NCN was established in 2002 and is funded by the National Science Foundation (NSF) to support the National Nanotechnology Initiative (NNI). nanoHUB.org--a cyber-community for theory, modeling, and simulation--advances that initiative and now serves over 1.4 million visitors (annually) including researchers, educators, students, and professionals. NCN seeks to: 1) engage an ever-growing and more diverse cyber-community that shares novel, high-quality research and educational resources to spark new modes of discovery, innovation, learning, and engagement, 2) accelerate the transformation of nanoscience to nanotechnology through a tight linkage of simulation to experiment, 3) develop open-source software, and 4) inspire and educate the next workforce generation.
NCN guides and funds improvements to the open-source, Purdue University's HUBzero® platform that powers nanoHUB.org. The NCN education and outreach team conducts workshops to train a broad spectrum of nanoHUB users ranging from lecturers at MSIs, HHEs, and HBCUs, to undergraduate and graduate software developers. NCN's impact is assessed by an extensive, multi-faceted effort including automatic data gathering using nanoHUB.

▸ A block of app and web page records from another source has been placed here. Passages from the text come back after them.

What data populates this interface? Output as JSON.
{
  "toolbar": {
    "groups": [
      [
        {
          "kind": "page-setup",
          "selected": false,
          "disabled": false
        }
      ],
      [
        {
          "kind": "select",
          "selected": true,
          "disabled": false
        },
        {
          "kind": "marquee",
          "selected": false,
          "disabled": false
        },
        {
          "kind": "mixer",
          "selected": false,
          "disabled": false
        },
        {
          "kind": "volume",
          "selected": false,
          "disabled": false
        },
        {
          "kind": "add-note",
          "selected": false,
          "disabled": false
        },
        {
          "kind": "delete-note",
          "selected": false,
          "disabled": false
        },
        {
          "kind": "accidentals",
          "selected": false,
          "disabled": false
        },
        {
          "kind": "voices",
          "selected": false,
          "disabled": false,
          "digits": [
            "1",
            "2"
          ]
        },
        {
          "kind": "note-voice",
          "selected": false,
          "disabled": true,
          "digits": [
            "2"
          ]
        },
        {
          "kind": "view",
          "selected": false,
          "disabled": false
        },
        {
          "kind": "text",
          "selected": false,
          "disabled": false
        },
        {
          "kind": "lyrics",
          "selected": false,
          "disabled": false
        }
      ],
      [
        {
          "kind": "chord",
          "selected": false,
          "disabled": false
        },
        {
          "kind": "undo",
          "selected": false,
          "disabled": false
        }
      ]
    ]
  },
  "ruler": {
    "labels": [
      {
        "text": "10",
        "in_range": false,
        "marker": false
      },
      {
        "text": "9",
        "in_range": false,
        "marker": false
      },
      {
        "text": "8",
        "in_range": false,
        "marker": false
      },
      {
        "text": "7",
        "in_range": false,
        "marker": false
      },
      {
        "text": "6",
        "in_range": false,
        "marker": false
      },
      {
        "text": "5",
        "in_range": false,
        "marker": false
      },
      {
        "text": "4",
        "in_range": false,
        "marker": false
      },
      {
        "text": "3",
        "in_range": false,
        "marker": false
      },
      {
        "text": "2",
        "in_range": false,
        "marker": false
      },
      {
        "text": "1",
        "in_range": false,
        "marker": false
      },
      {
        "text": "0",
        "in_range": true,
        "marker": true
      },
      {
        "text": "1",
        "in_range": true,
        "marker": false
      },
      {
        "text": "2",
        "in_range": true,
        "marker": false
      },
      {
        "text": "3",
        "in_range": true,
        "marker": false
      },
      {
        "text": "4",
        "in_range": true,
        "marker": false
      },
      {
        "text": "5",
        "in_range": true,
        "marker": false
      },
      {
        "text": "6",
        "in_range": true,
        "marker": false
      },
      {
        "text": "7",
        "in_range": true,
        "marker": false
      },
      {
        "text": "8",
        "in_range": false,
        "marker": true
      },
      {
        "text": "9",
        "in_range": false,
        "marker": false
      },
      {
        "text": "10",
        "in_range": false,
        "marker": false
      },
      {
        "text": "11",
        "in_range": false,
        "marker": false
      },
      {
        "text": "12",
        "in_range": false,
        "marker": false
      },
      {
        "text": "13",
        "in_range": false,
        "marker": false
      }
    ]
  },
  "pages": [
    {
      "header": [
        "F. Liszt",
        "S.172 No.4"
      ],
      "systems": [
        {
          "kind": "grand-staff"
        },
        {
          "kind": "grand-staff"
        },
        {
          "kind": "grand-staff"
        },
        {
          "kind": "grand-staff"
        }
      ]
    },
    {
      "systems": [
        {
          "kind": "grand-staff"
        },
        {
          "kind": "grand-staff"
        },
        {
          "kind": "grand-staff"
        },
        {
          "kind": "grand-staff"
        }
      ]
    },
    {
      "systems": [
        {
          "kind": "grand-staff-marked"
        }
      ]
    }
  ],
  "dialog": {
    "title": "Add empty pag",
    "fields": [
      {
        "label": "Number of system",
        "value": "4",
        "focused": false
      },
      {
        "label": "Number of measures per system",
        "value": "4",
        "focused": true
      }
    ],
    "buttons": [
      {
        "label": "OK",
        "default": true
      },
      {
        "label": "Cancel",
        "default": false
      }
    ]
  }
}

Our mission is to accelerate innovation through user-centric science & engineering. Our vision is to make science & engineering products usable, discoverable, reproducible and easy to create for learners, educators, researchers, and business professionals.
Get an overview of nanoHUB.org and see how you can use it to further your own research and educational activities. --> Create your own account; it is free and will give you access to online simulation tools, presentations, and other content on nanoHUB. You can publish on nanoHUB, as well, by uploading your own presentations and simulation tools. Collaborate with others by asking a question in our community forum and through utilizing the expertise of our global nanotechnology community.
NCN operates nanoHUB.org through funding provided by NSF. We received a five-year grant (EEC-0228390) for 2002-2007. This grant was renewed for another five years under a cooperative agreement (EEC-0634750). An associated National Middleware Initiative (NMI) NSF grant (OCI-0438246) for 2004-2007, along with a subsequent Software Development for Cyberinfrastructure (SDCI) NSF grant (OCI-0721680) for 2007-2010, has provided middleware developed and used on nanoHUB.org. Enhancements to simulation results delivery were developed under the NSF grant (OCI-0944665) "Instant-On Simulation Delivery: Helping TeraGrid Achieve Its Wide and Open Strategic Goals." An associated NSF grant (OCI-0749140) entitled "Accelerating Nano-scale Transistor Innovation though Petascale Simulation" enabled us to develop OMEN for peta-scale computing as well as for immediate nanoHUB applications. In 2012, NCN was awarded a new grant (EEC-1227020) from NSF for 2012-2017 to continue to operate and develop the cyber platform nanoHUB. That award has since been renewed through 2023.